Important update: Healthcare facilities
CDC has updated select ways to operate healthcare systems effectively in response to COVID-19 vaccination. Learn more
UPDATE
Given new evidence on the B.1.617.2 (Delta) variant, CDC has updated the guidance for fully vaccinated people. CDC recommends universal indoor masking for all teachers, staff, students, and visitors to K-12 schools, regardless of vaccination status. Children should return to full-time in-person learning in the fall with layered prevention strategies in place.
UPDATE
The White House announced that vaccines will be required for international travelers coming into the United States, with an effective date of November 8, 2021. For purposes of entry into the United States, vaccines accepted will include FDA approved or authorized and WHO Emergency Use Listing vaccines. More information is available here.
UPDATE
Travel requirements to enter the United States are changing, starting November 8, 2021. More information is available here.

Essential Workers & Employees: When & How to Get Vaccinated

Essential Workers & Employees: When & How to Get Vaccinated

Each state has its own plan for deciding which groups of people will be vaccinated first. You can contact your state health department for more information on its plan for COVID-19 vaccination.

It is important to find out where you, as an essential worker, can get vaccinated to get the vaccine as soon as it is available to you. Possibilities include a workplace vaccination program, your personal healthcare provider’s office, a pharmacy, your local health department, or vaccination sites set up by your state or local government or local health systems.

To learn what is available through your workplace, ask your employer if they are making vaccination available to employees. To learn about other options, contact your local health department or your personal healthcare provider.

Learn how to find a COVID-19 vaccine so you can get it as soon as you can.

Contract firm or temporary help agency employees

For workers employed by contract firms or temporary help agencies, the staffing agency and the host employer are joint employers. Both are responsible for providing and maintaining a safe work environment. The responsibilities the staffing agency and the host employer have can be different, depending on the workplace conditions, and should be described in their contract. (Protecting Temporary Workers pdf icon[484kb, 6 pages]).

Independent contractors

Discuss your vaccination options with management at your work site. To learn what is available at the work site where you are an independent contractor, ask the work site manager if they are making vaccination available to independent contractors. To learn about other options, contact your local health department or your personal healthcare provider.

Employees that work off-site or at job sites that are not affiliated with my employer

Discuss your vaccination options with your employer.
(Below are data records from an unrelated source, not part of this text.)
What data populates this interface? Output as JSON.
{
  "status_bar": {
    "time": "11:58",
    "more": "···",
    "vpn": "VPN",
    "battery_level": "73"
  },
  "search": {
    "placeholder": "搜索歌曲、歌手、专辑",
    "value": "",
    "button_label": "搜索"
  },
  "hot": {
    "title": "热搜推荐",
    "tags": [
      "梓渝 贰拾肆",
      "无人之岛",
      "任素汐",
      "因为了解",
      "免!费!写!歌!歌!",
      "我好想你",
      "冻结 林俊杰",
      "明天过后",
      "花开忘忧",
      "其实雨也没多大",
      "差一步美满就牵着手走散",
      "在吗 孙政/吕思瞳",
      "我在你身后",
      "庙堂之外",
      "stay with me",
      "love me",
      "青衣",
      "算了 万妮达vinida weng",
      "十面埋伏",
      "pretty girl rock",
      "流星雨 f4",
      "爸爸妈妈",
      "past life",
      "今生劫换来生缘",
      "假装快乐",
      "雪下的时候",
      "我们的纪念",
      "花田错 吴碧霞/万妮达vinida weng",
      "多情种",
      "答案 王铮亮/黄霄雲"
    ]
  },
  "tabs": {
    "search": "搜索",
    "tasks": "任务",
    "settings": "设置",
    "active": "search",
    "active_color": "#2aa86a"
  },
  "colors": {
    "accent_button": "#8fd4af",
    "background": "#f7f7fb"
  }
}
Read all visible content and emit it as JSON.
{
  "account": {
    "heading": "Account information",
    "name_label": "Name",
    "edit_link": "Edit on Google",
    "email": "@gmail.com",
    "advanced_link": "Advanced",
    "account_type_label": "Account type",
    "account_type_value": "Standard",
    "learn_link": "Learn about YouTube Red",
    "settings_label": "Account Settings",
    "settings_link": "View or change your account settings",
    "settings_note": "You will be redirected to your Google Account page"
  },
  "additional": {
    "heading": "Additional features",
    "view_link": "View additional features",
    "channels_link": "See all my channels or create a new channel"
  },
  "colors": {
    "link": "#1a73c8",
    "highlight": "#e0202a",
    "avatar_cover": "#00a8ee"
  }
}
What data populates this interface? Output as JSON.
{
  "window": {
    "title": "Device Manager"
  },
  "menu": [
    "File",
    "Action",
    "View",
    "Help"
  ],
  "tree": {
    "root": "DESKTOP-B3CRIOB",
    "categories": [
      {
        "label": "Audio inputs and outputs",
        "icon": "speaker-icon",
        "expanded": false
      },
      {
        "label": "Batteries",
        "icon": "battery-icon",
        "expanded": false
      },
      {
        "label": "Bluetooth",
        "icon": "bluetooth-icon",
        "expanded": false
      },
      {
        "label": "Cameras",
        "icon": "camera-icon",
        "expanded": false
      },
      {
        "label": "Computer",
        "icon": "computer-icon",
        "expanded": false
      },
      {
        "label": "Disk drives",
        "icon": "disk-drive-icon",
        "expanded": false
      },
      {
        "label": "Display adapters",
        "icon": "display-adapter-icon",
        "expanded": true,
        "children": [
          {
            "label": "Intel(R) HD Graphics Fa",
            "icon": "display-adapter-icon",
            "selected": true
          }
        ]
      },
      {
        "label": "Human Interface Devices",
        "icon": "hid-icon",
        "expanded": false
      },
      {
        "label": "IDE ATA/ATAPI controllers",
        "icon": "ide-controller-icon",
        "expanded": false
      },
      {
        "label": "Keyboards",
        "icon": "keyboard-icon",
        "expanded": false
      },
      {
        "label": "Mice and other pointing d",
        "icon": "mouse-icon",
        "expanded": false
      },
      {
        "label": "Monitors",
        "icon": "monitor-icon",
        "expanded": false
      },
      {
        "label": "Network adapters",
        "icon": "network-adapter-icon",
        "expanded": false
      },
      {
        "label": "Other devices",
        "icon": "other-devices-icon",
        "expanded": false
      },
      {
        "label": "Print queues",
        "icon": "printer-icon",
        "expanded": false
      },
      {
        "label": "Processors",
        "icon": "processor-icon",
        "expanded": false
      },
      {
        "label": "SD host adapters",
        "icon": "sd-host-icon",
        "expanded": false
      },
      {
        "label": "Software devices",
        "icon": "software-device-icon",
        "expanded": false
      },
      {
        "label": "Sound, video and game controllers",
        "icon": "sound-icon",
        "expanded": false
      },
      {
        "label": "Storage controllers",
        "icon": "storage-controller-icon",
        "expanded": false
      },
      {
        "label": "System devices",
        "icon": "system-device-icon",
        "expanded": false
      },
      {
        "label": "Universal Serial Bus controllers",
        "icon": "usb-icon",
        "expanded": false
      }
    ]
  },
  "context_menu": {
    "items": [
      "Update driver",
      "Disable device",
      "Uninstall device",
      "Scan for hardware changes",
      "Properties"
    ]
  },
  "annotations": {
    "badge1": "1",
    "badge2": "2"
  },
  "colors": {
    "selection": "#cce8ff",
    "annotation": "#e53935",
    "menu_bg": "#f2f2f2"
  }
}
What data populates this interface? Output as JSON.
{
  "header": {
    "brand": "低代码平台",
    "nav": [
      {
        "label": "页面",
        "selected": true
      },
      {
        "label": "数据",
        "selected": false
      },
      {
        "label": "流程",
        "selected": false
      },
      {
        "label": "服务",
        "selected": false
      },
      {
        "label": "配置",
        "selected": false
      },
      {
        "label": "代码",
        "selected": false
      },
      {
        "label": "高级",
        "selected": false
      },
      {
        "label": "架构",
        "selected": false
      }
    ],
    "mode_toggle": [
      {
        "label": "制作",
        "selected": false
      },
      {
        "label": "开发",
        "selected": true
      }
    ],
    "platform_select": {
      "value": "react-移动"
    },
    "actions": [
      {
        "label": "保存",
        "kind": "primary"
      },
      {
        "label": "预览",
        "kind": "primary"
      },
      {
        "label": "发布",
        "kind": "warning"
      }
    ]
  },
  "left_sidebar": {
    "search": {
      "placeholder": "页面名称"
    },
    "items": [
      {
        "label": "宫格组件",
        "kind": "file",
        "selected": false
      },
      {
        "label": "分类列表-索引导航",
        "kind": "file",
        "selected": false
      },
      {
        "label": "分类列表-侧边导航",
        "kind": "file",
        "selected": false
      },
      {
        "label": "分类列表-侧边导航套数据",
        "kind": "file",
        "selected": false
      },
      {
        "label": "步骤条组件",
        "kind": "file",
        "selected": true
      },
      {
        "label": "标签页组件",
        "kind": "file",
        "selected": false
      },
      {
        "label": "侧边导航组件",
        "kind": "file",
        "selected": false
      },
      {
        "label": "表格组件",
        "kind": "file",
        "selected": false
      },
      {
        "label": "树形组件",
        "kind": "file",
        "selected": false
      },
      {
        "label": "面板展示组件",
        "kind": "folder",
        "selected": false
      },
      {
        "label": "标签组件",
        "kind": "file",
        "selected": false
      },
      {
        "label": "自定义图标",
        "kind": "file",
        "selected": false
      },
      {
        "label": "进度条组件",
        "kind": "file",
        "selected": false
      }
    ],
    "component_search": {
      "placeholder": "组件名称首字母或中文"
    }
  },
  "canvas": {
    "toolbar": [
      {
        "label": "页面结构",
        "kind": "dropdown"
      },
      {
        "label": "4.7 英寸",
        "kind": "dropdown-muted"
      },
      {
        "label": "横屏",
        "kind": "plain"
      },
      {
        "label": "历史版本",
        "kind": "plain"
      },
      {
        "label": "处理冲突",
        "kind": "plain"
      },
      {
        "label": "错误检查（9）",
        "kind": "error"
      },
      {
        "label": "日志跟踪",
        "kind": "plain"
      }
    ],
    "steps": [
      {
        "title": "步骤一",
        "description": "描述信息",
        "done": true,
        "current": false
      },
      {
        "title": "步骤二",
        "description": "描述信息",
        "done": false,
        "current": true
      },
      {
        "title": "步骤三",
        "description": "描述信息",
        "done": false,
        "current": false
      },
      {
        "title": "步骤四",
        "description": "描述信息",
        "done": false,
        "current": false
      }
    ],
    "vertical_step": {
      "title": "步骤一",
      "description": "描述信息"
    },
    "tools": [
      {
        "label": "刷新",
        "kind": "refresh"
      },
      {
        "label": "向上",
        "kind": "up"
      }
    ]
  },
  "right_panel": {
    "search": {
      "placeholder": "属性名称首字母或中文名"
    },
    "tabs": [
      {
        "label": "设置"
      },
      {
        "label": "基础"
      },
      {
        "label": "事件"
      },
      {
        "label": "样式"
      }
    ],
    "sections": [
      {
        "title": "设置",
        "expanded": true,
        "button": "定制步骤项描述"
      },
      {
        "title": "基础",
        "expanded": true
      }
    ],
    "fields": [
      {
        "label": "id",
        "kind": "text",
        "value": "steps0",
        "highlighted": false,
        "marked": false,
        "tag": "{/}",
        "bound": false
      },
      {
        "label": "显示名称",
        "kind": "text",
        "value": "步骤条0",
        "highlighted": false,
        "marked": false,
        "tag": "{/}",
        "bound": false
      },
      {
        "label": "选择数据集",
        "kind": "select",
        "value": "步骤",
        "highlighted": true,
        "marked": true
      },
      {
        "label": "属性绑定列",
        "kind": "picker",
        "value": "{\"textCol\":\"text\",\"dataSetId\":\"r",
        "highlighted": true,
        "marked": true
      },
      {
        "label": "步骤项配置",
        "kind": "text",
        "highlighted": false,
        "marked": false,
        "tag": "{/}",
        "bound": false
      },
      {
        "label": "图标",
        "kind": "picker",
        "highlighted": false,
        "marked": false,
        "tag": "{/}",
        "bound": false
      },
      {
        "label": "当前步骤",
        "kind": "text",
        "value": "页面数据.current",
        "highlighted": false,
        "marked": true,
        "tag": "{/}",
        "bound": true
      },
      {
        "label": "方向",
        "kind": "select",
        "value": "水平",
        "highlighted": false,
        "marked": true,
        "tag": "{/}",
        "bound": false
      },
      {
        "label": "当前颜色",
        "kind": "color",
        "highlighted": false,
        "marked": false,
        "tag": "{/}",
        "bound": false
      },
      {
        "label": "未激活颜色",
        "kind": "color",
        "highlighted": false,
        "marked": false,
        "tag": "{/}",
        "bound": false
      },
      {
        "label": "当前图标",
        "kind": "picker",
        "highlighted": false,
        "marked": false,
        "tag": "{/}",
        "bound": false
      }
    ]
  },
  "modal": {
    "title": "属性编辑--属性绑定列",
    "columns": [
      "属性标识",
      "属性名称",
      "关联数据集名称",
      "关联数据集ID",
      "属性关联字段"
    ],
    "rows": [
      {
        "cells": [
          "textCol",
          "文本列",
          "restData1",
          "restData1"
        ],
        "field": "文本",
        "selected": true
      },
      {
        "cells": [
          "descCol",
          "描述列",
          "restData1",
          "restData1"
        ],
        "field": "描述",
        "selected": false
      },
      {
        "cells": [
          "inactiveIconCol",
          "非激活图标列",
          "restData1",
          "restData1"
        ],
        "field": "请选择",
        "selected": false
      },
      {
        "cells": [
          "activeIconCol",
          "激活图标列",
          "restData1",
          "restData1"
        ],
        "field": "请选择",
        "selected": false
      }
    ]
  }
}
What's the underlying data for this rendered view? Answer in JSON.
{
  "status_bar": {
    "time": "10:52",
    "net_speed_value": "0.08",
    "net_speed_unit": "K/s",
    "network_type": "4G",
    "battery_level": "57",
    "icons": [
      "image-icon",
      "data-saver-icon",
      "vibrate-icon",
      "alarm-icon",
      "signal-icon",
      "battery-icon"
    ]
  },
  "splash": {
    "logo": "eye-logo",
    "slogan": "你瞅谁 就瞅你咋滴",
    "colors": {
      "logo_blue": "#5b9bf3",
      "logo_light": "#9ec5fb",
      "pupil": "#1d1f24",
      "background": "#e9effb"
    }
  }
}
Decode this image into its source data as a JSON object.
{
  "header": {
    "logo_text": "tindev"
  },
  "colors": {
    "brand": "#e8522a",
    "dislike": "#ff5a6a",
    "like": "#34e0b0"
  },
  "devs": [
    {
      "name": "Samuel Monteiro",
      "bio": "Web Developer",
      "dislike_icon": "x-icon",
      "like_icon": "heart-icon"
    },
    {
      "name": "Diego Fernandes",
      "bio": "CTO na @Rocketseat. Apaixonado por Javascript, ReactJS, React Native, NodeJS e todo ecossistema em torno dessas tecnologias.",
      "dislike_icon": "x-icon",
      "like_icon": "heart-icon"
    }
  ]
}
To learn about other options, contact your local health department or your personal healthcare provider.

Employees that work rotating shifts or an alternative work schedule

Discuss your vaccination options with your employer to find out if your employer is offering on-site vaccination. If no on-site vaccination is available, you may be able to receive your vaccination at your personal healthcare provider’s office, a pharmacy, your local health department, or vaccination sites set up by your state or local government or local health systems. To learn about other options, contact your local health department or your personal healthcare provider.